» Problem statement
Please return every line of the records below that contains the word "screenshot".

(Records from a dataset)

□ □ □ □ □

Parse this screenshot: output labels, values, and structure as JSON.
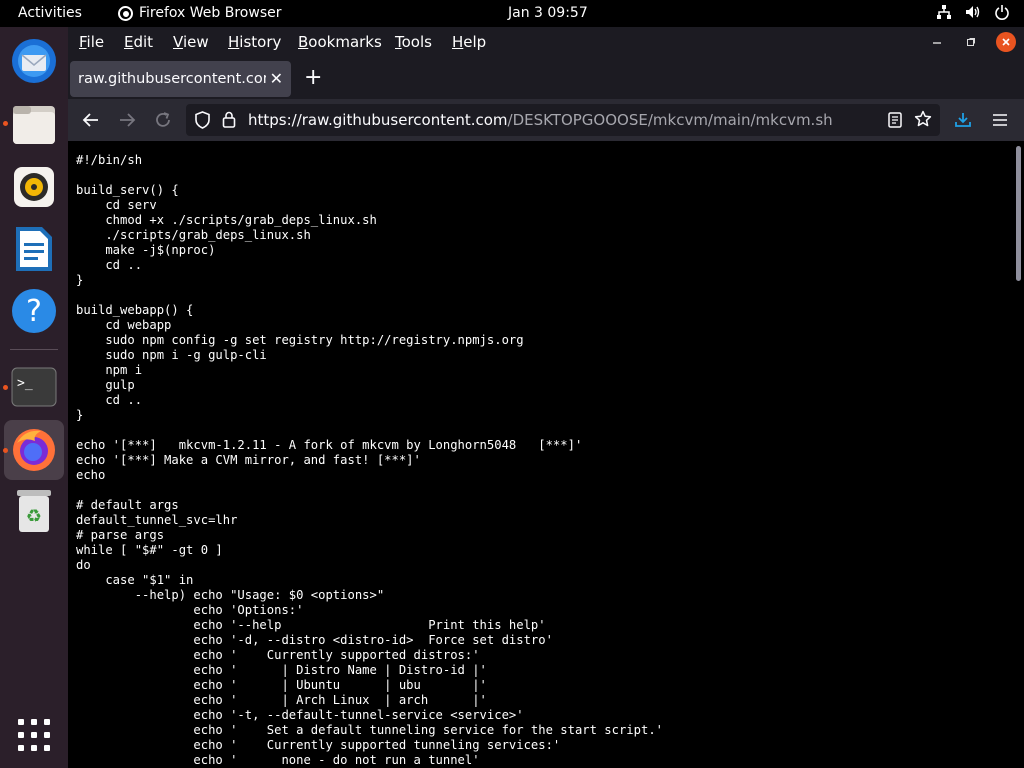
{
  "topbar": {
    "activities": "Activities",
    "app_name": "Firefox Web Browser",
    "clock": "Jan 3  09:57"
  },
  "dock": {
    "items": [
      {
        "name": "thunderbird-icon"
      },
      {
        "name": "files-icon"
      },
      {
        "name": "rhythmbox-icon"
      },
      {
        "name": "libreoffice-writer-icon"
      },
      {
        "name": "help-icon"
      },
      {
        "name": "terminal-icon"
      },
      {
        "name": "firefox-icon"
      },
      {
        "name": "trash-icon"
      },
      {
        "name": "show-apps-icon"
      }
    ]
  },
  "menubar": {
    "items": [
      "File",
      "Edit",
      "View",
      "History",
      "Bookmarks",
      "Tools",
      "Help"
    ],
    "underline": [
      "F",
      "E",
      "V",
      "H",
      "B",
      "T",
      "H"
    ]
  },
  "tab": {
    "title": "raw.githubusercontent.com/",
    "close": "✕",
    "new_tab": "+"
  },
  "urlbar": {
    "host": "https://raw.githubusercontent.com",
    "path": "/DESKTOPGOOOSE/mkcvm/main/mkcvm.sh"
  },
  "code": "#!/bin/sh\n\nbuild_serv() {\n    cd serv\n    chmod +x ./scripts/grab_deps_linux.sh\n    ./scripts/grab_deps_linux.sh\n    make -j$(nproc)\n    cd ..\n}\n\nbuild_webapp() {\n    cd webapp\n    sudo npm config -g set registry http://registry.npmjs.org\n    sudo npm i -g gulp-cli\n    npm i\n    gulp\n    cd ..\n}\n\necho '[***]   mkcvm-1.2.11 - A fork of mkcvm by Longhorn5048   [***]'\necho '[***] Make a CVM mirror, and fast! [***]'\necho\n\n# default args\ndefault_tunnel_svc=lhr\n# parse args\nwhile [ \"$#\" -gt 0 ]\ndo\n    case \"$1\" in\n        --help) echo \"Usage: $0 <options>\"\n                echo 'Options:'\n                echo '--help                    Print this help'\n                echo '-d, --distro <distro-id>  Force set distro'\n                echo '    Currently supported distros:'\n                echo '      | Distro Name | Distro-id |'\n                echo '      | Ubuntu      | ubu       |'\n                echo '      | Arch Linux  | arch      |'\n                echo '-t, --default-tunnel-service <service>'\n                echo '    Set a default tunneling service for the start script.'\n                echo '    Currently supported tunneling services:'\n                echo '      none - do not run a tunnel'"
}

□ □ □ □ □

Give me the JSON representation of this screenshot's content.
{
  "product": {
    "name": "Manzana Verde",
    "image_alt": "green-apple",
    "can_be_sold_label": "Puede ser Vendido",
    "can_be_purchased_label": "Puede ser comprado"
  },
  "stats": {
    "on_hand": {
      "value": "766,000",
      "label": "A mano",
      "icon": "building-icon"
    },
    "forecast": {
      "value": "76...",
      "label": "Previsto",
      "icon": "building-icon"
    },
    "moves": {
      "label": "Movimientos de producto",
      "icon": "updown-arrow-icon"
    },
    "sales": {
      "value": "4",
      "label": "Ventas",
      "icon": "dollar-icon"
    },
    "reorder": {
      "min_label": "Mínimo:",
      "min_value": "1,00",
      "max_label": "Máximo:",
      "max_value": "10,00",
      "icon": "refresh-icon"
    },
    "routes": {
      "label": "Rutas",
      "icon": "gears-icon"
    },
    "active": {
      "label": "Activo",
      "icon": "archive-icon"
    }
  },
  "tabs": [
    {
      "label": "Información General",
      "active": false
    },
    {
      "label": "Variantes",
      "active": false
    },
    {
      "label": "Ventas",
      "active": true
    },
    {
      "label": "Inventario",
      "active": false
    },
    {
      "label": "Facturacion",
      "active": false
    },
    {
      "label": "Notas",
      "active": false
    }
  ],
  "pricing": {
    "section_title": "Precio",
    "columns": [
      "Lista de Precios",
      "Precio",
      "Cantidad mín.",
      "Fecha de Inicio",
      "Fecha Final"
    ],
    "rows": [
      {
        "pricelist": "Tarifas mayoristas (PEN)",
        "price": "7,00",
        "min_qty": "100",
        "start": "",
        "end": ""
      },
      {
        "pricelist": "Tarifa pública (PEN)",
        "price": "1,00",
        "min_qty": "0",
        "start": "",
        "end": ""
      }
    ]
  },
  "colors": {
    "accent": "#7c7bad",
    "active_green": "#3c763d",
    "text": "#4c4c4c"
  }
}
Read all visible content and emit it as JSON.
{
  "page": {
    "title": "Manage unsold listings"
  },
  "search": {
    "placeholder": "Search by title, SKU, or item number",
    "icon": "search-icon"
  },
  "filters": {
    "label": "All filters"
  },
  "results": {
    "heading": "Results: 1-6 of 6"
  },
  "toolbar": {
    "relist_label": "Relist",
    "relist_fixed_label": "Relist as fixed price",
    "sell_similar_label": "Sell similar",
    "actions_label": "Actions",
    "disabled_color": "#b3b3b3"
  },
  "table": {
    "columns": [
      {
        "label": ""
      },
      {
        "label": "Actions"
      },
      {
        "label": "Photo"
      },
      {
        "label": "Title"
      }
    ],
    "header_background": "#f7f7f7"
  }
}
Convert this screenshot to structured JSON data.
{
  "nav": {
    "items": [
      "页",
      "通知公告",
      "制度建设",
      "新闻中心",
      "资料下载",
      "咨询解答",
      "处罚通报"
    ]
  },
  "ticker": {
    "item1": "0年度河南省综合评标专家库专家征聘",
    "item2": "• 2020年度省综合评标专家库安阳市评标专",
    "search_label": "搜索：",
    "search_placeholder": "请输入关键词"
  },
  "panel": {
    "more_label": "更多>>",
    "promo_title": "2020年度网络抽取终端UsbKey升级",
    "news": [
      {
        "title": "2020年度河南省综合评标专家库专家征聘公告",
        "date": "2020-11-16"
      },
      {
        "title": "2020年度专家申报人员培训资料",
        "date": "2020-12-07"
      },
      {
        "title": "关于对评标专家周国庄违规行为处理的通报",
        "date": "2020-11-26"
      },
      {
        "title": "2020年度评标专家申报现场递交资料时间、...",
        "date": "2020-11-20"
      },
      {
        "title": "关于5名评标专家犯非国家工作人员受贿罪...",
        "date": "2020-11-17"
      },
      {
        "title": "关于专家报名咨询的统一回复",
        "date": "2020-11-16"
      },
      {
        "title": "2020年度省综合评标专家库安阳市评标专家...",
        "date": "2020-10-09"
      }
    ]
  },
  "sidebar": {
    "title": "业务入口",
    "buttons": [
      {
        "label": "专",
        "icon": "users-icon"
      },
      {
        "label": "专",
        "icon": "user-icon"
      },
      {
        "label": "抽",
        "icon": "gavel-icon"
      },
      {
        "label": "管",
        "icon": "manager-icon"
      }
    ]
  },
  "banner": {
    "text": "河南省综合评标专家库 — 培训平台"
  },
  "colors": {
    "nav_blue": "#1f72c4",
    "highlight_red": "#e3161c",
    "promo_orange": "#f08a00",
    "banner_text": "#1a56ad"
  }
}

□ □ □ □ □

» Written solution
Parse this screenshot: output labels, values, and structure as JSON.
Give me the JSON representation of this screenshot's content.
Convert this screenshot to structured JSON data.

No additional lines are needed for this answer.